Learn More →

A Cross-Country Empirical Investigation of the Aggregate Production Function Specification

A Cross-Country Empirical Investigation of the Aggregate Production Function Specification Many growth models assume that aggregate output is generated by a Cobb-Douglas production function. In this article we question the empirical relevance of this specification. We use a panel of 82 countries over a 28-year period to estimate a general constant-elasticity-of-substitution (CES) production function specification. We find that for the entire sample of countries we can reject the Cobb-Douglas specification. When we divide our sample of countries up into several subsamples, we find that physical capital and human capital adjusted labor are more substitutable in the richest group of countries and are less substitutable in the poorest group of countries than would be implied by a Cobb-Douglas specification. http://www.deepdyve.com/assets/images/DeepDyve-Logo-lg.png Journal of Economic Growth Springer Journals

A Cross-Country Empirical Investigation of the Aggregate Production Function Specification

Loading next page...
 
/lp/springer-journals/a-cross-country-empirical-investigation-of-the-aggregate-production-YjamTmAA0F

References (69)

Publisher
Springer Journals
Copyright
Copyright © 2000 by Kluwer Academic Publishers
Subject
Economics; Economic Growth; Macroeconomics/Monetary Economics//Financial Economics; International Economics
ISSN
1381-4338
eISSN
1573-7020
DOI
10.1023/A:1009830421147
Publisher site
See Article on Publisher Site

Abstract

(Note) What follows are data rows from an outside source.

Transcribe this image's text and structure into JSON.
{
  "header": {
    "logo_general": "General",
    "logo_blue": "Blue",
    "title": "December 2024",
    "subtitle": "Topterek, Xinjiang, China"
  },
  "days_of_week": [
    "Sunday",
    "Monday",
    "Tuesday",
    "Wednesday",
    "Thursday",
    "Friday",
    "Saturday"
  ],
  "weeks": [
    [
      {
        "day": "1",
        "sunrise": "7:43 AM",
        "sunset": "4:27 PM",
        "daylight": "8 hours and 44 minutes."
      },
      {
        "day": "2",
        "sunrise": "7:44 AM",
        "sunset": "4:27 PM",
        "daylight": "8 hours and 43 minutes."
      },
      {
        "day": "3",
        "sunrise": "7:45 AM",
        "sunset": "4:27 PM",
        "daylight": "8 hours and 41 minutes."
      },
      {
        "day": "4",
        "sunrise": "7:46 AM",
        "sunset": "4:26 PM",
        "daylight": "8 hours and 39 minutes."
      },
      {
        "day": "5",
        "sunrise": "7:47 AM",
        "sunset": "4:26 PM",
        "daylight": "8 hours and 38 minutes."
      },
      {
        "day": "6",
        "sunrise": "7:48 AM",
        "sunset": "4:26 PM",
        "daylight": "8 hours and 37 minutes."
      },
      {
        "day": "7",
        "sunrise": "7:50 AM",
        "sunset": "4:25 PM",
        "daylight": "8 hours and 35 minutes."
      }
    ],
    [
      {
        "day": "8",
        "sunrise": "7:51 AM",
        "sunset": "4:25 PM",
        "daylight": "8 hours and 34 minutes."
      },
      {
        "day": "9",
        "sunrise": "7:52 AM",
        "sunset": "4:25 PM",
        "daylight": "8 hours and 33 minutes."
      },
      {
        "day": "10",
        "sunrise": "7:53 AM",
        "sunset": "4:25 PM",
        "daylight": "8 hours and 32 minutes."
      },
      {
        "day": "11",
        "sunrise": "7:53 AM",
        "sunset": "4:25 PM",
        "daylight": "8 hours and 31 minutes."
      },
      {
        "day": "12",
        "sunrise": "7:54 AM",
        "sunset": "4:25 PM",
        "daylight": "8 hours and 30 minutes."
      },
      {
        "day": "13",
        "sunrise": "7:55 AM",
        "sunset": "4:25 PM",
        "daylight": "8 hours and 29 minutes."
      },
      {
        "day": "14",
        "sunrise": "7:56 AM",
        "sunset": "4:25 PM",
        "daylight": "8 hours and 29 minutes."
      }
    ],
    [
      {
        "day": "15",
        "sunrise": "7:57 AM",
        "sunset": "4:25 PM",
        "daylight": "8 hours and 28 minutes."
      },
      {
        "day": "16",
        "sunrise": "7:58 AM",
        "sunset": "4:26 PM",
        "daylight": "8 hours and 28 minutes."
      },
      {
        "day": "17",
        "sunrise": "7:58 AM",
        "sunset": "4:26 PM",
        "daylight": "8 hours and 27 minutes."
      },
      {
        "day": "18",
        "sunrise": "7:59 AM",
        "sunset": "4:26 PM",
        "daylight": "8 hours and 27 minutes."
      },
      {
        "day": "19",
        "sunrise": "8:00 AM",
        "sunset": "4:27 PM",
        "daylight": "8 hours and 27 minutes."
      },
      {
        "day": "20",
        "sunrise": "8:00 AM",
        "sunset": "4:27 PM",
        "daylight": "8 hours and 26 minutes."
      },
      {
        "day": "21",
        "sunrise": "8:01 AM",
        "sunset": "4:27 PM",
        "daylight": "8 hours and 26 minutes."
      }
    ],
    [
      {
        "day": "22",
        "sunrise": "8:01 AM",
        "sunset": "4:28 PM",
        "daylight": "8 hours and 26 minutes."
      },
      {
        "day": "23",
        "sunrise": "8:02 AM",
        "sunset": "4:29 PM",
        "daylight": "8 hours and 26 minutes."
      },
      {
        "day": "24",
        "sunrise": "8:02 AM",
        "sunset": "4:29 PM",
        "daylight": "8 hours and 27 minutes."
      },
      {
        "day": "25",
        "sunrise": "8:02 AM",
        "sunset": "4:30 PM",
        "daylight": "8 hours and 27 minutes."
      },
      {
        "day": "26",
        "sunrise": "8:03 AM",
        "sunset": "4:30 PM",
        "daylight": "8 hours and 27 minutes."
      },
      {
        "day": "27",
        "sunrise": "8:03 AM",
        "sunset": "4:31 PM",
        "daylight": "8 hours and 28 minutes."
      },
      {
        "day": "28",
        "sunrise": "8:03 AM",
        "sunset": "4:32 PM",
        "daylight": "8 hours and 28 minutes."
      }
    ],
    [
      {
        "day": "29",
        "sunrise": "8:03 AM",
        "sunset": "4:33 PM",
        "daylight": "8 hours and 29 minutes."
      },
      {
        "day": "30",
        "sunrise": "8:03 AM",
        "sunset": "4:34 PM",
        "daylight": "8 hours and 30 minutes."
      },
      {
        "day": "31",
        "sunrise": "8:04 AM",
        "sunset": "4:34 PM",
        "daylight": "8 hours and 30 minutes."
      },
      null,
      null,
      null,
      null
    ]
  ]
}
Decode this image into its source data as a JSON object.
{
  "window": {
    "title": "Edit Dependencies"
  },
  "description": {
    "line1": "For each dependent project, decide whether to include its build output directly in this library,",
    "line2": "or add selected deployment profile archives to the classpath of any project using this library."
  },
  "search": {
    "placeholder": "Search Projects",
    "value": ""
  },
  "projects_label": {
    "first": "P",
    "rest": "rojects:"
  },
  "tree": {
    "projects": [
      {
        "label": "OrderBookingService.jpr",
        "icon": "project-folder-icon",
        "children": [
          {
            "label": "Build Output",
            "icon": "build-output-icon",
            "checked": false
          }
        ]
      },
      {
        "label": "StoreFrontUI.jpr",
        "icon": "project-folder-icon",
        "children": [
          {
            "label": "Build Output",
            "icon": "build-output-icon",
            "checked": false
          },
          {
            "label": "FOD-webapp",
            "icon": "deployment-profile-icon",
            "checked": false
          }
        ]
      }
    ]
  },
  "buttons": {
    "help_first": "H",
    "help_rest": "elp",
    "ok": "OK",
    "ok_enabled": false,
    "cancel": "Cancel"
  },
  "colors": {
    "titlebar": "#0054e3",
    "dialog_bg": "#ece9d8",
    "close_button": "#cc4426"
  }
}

Many growth models assume that aggregate output is generated by a Cobb-Douglas production function. In this article we question the empirical relevance of this specification. We use a panel of 82 countries over a 28-year period to estimate a general constant-elasticity-of-substitution (CES) production function specification. We find that for the entire sample of countries we can reject the Cobb-Douglas specification. When we divide our sample of countries up into several subsamples, we find that physical capital and human capital adjusted labor are more substitutable in the richest group of countries and are less substitutable in the poorest group of countries than would be implied by a Cobb-Douglas specification.

Journal

Journal of Economic GrowthSpringer Journals

Published: Oct 6, 2004

There are no references for this article.